Very spirited discussion on today's Where We Live on "sin taxes". For some further reading on this topic, be sure to check out guest Andy Haile's paper "Sin Taxes: When the State Becomes a Sinner". The paper lays out the pros and cons of sin taxes, as well as information on the "Master Settlement Agreement" between states and tobacco companies. And there are plenty of footnotes with links to further reading.
After the show, Andy said he wished he'd been able to cite something he read in "Taxing Choice: The Predatory Politics of Fiscal Discrimination". (A fascinating read, I would imagine.)
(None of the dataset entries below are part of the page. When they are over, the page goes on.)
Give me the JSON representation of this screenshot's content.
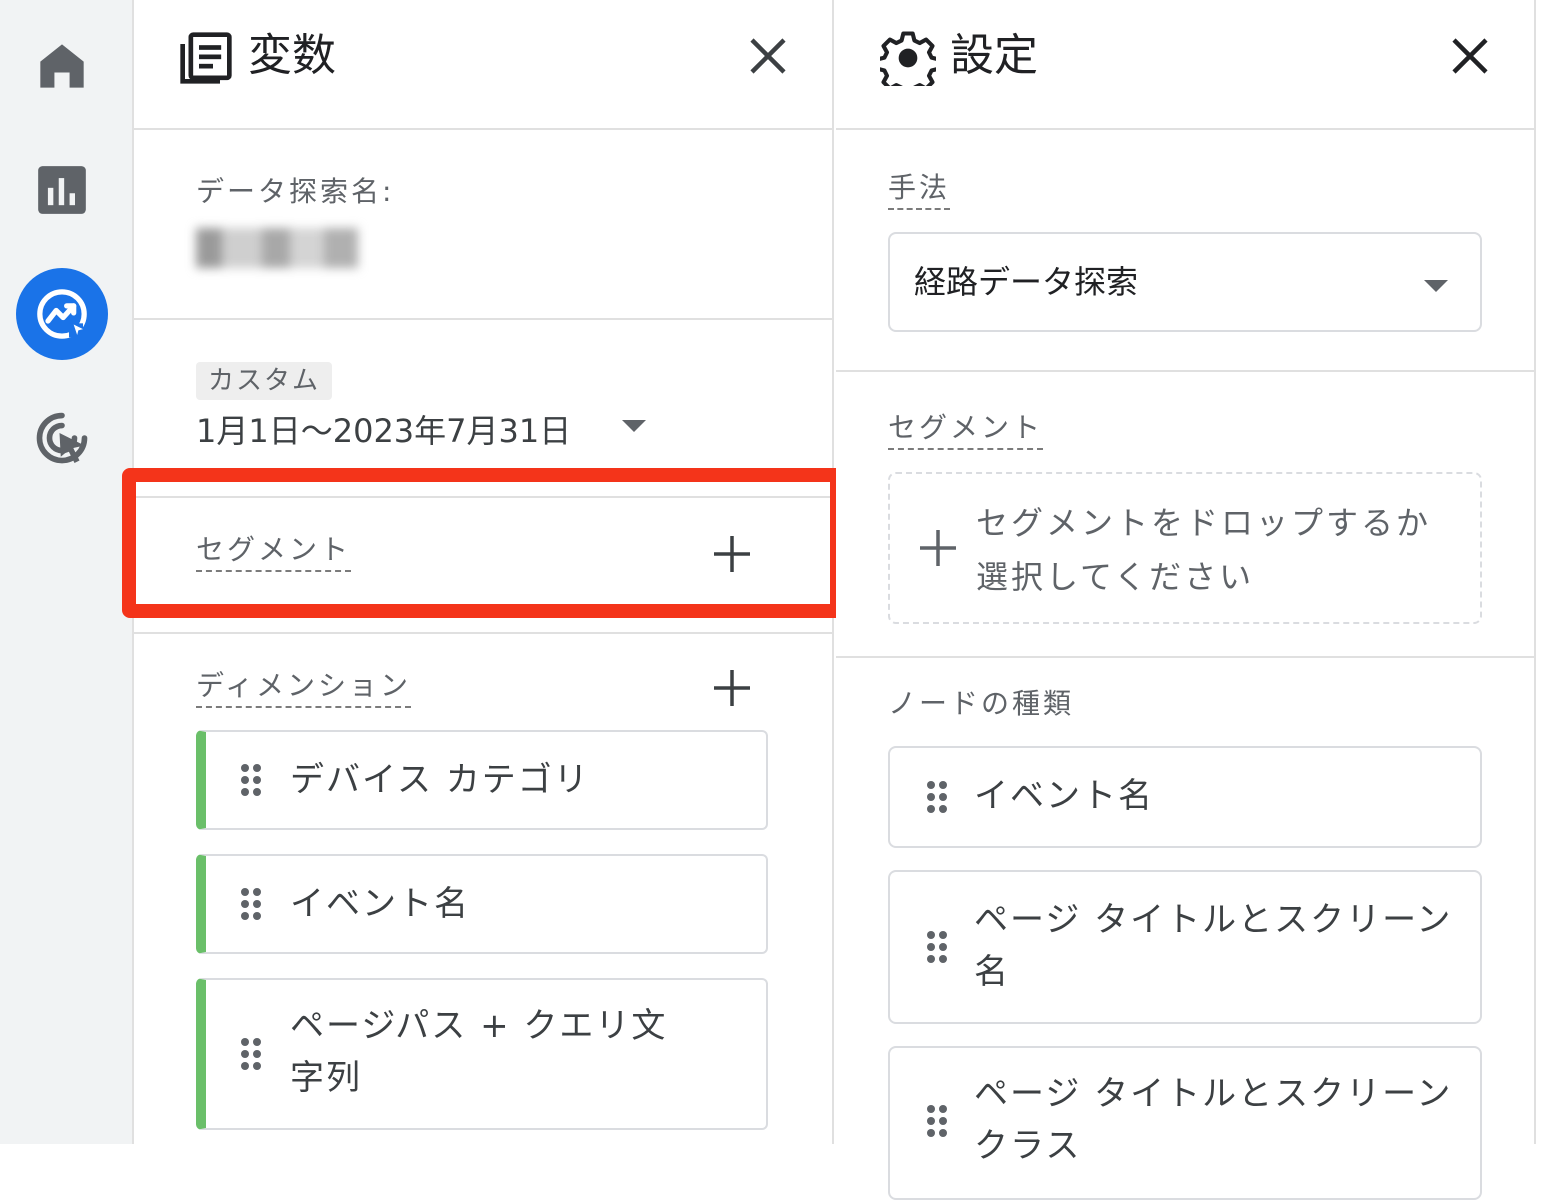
{
  "nav": {
    "items": [
      {
        "icon": "home-icon"
      },
      {
        "icon": "reports-icon"
      },
      {
        "icon": "explore-icon",
        "active": true
      },
      {
        "icon": "advertising-icon"
      }
    ],
    "accent": "#1a73e8"
  },
  "variables": {
    "title": "変数",
    "exploration_name_label": "データ探索名:",
    "date_chip": "カスタム",
    "date_range": "1月1日～2023年7月31日",
    "segments_label": "セグメント",
    "dimensions_label": "ディメンション",
    "dimensions": [
      {
        "line1": "デバイス カテゴリ",
        "line2": ""
      },
      {
        "line1": "イベント名",
        "line2": ""
      },
      {
        "line1": "ページパス + クエリ文",
        "line2": "字列"
      }
    ],
    "dimension_accent": "#6abf69"
  },
  "settings": {
    "title": "設定",
    "technique_label": "手法",
    "technique_value": "経路データ探索",
    "segments_label": "セグメント",
    "segment_drop_line1": "セグメントをドロップするか",
    "segment_drop_line2": "選択してください",
    "node_type_label": "ノードの種類",
    "nodes": [
      {
        "line1": "イベント名",
        "line2": ""
      },
      {
        "line1": "ページ タイトルとスクリーン",
        "line2": "名"
      },
      {
        "line1": "ページ タイトルとスクリーン",
        "line2": "クラス"
      }
    ]
  },
  "highlight_color": "#f4341a"
}
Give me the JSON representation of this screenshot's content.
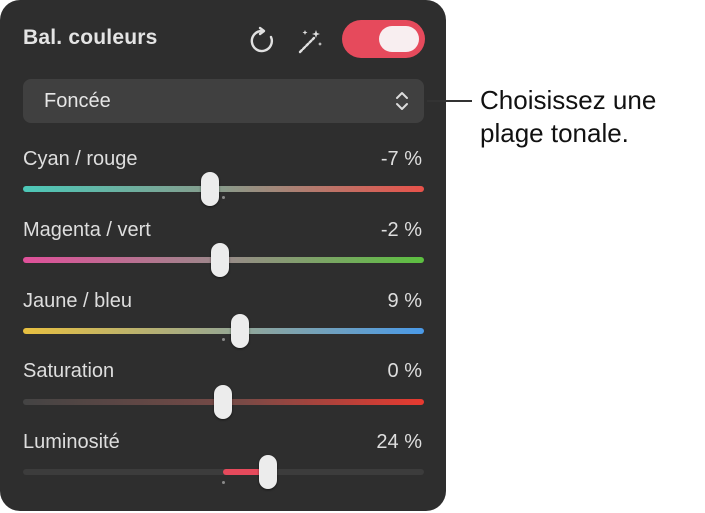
{
  "panel": {
    "title": "Bal. couleurs",
    "toggle_on": true,
    "icons": [
      "reset-icon",
      "magic-wand-icon"
    ]
  },
  "dropdown": {
    "value": "Foncée"
  },
  "sliders": [
    {
      "label": "Cyan / rouge",
      "value_text": "-7 %",
      "value": -7
    },
    {
      "label": "Magenta / vert",
      "value_text": "-2 %",
      "value": -2
    },
    {
      "label": "Jaune / bleu",
      "value_text": "9 %",
      "value": 9
    },
    {
      "label": "Saturation",
      "value_text": "0 %",
      "value": 0
    },
    {
      "label": "Luminosité",
      "value_text": "24 %",
      "value": 24
    }
  ],
  "callout": {
    "line1": "Choisissez une",
    "line2": "plage tonale."
  },
  "colors": {
    "panel_bg": "#2e2e2e",
    "accent": "#e64a5c"
  }
}
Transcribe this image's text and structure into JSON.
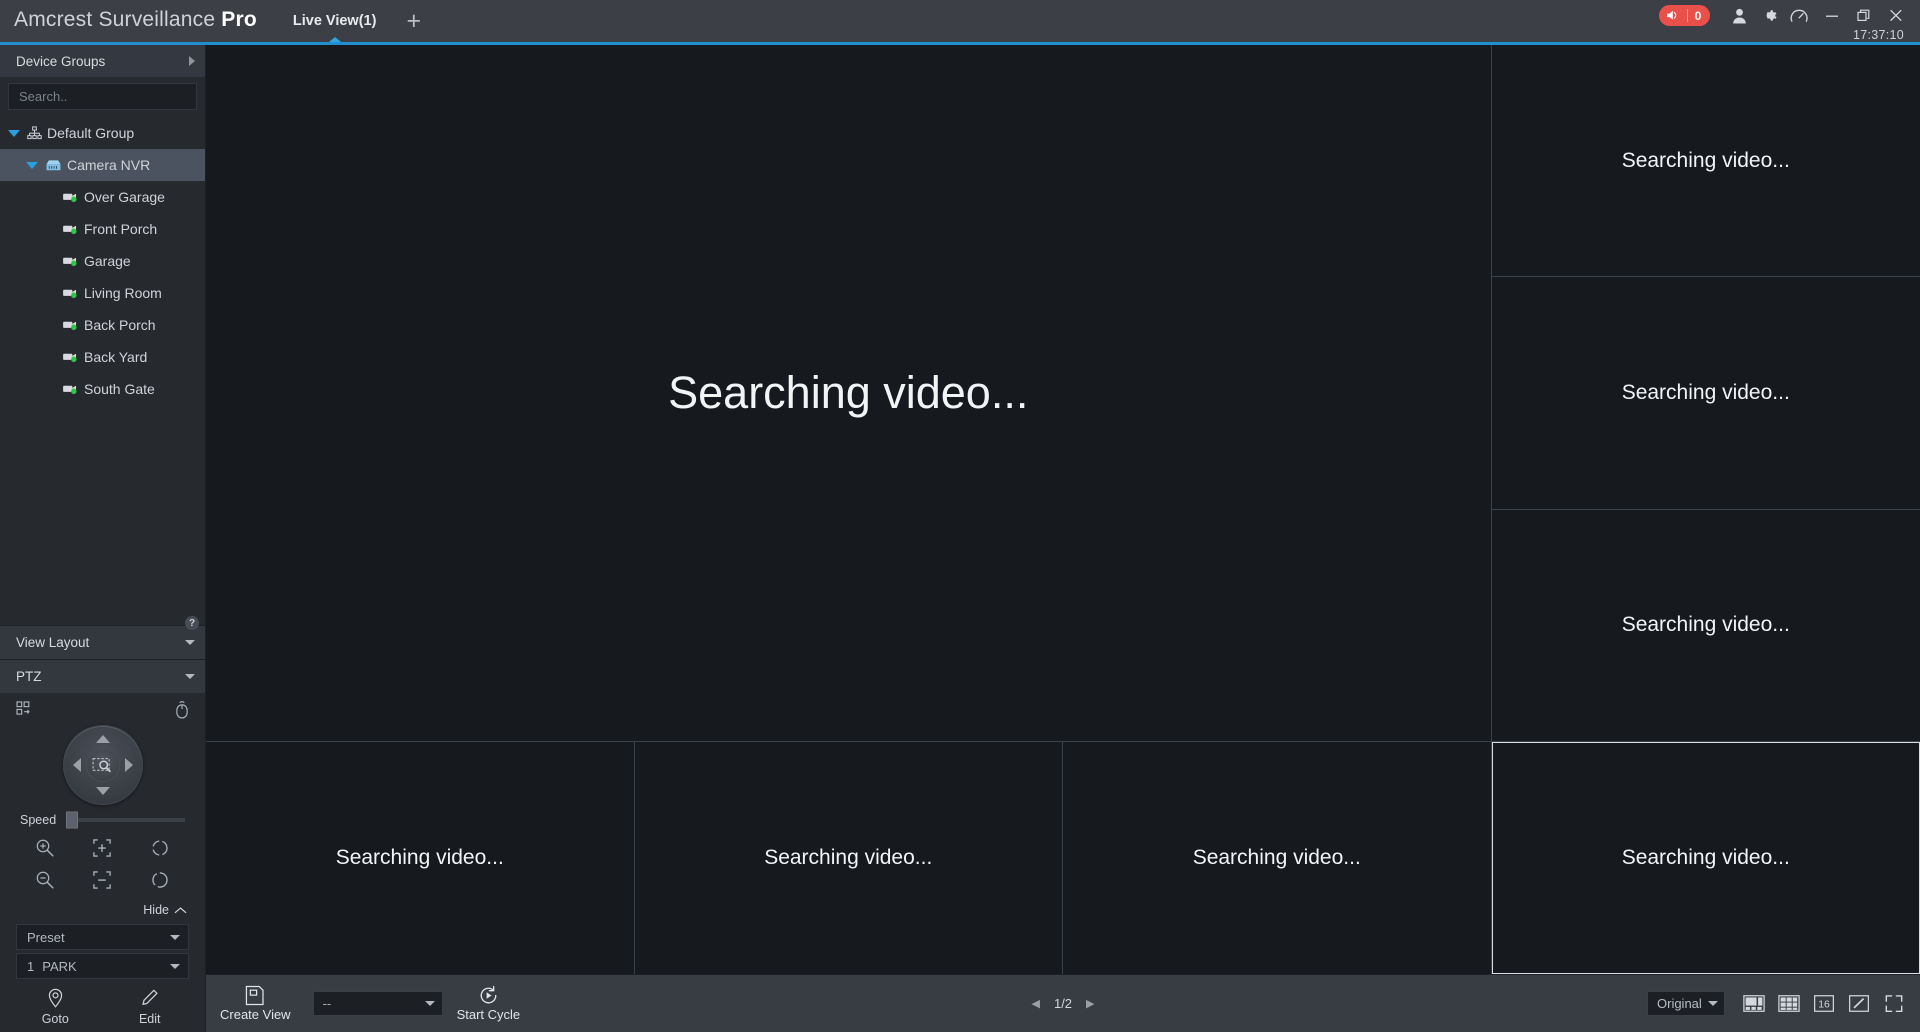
{
  "titlebar": {
    "brand_prefix": "Amcrest Surveillance ",
    "brand_bold": "Pro",
    "tab_label": "Live View(1)",
    "add_tab_label": "+",
    "alarm_count": "0",
    "alarm_icon": "speaker-mute-icon",
    "user_icon": "user-icon",
    "settings_icon": "gear-icon",
    "dashboard_icon": "gauge-icon",
    "minimize_icon": "minimize-icon",
    "restore_icon": "restore-icon",
    "close_icon": "close-icon",
    "clock": "17:37:10",
    "accent_color": "#1f8fd0",
    "alarm_color": "#e9504a"
  },
  "sidebar": {
    "device_groups_title": "Device Groups",
    "device_groups_expand_icon": "chevron-right-icon",
    "search": {
      "placeholder": "Search..",
      "value": "",
      "icon": "search-icon"
    },
    "tree": [
      {
        "label": "Default Group",
        "level": 0,
        "icon": "group-icon",
        "expanded": true,
        "selected": false
      },
      {
        "label": "Camera NVR",
        "level": 1,
        "icon": "nvr-icon",
        "expanded": true,
        "selected": true
      },
      {
        "label": "Over Garage",
        "level": 2,
        "icon": "camera-online-icon",
        "selected": false
      },
      {
        "label": "Front Porch",
        "level": 2,
        "icon": "camera-online-icon",
        "selected": false
      },
      {
        "label": "Garage",
        "level": 2,
        "icon": "camera-online-icon",
        "selected": false
      },
      {
        "label": "Living Room",
        "level": 2,
        "icon": "camera-online-icon",
        "selected": false
      },
      {
        "label": "Back Porch",
        "level": 2,
        "icon": "camera-online-icon",
        "selected": false
      },
      {
        "label": "Back Yard",
        "level": 2,
        "icon": "camera-online-icon",
        "selected": false
      },
      {
        "label": "South Gate",
        "level": 2,
        "icon": "camera-online-icon",
        "selected": false
      }
    ],
    "view_layout": {
      "title": "View Layout",
      "chevron": "chevron-down-icon",
      "help": "?"
    },
    "ptz": {
      "title": "PTZ",
      "chevron": "chevron-down-icon",
      "menu_icon": "ptz-menu-icon",
      "mouse_icon": "mouse-control-icon",
      "joystick": {
        "up": "arrow-up-icon",
        "down": "arrow-down-icon",
        "left": "arrow-left-icon",
        "right": "arrow-right-icon",
        "center": "zoom-area-icon"
      },
      "speed_label": "Speed",
      "speed_value": 0,
      "buttons": [
        "zoom-in-icon",
        "focus-near-icon",
        "iris-open-icon",
        "zoom-out-icon",
        "focus-far-icon",
        "iris-close-icon"
      ],
      "hide_label": "Hide",
      "hide_icon": "chevron-up-icon",
      "mode_select": {
        "value": "Preset",
        "caret": "chevron-down-icon"
      },
      "preset_select": {
        "number": "1",
        "value": "PARK",
        "caret": "chevron-down-icon"
      },
      "goto": {
        "label": "Goto",
        "icon": "location-pin-icon"
      },
      "edit": {
        "label": "Edit",
        "icon": "pencil-icon"
      }
    }
  },
  "main": {
    "cells": [
      {
        "text": "Searching video...",
        "big": true,
        "selected": false
      },
      {
        "text": "Searching video...",
        "big": false,
        "selected": false
      },
      {
        "text": "Searching video...",
        "big": false,
        "selected": false
      },
      {
        "text": "Searching video...",
        "big": false,
        "selected": false
      },
      {
        "text": "Searching video...",
        "big": false,
        "selected": false
      },
      {
        "text": "Searching video...",
        "big": false,
        "selected": false
      },
      {
        "text": "Searching video...",
        "big": false,
        "selected": false
      },
      {
        "text": "Searching video...",
        "big": false,
        "selected": true
      }
    ]
  },
  "bottombar": {
    "create_view": {
      "label": "Create View",
      "icon": "save-view-icon"
    },
    "view_select": {
      "value": "--",
      "caret": "chevron-down-icon"
    },
    "start_cycle": {
      "label": "Start Cycle",
      "icon": "cycle-icon"
    },
    "pager": {
      "prev_icon": "caret-left-icon",
      "text": "1/2",
      "next_icon": "caret-right-icon"
    },
    "scale_select": {
      "value": "Original",
      "caret": "chevron-down-icon"
    },
    "layout_buttons": [
      {
        "name": "layout-1plus5-icon",
        "label": ""
      },
      {
        "name": "layout-grid-icon",
        "label": ""
      },
      {
        "name": "layout-16-icon",
        "label": "16"
      },
      {
        "name": "layout-custom-icon",
        "label": ""
      },
      {
        "name": "fullscreen-icon",
        "label": ""
      }
    ]
  }
}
As in the earlier periods of healvy excise taxation, Roosevelt's primary justification for increasing taxes was to generate additional federal revenues. The Depression had devastated the economy, and tax receipts were consquently down. Just before the introduction of income taxes on the eve of the United States' entry into World War I, alcohol taxes had surpassed tarrifs as the primary source of federal revenues. While the excise tax on distilled spirits technically remained on the law books, the passage of the Eighteenth Ammendment, ratified on 29 January 1919, mandated Prohibition. Realizing the revenue generating power of liquor taxes, Roosevelt pledged to repeal Prohibition in order "to provide therefrom a proper and needed revenue". The Democratic party's platform had a very un-Keynesian theme: "If only given the chance, Americans might drink themselves into a balanced budget". (emphasis added)
So, will the people of Connecticut be drinking and smoking ourselves into a balanced budget? 8.5 Billion dollars of cigarettes and liquor. We'd better get started...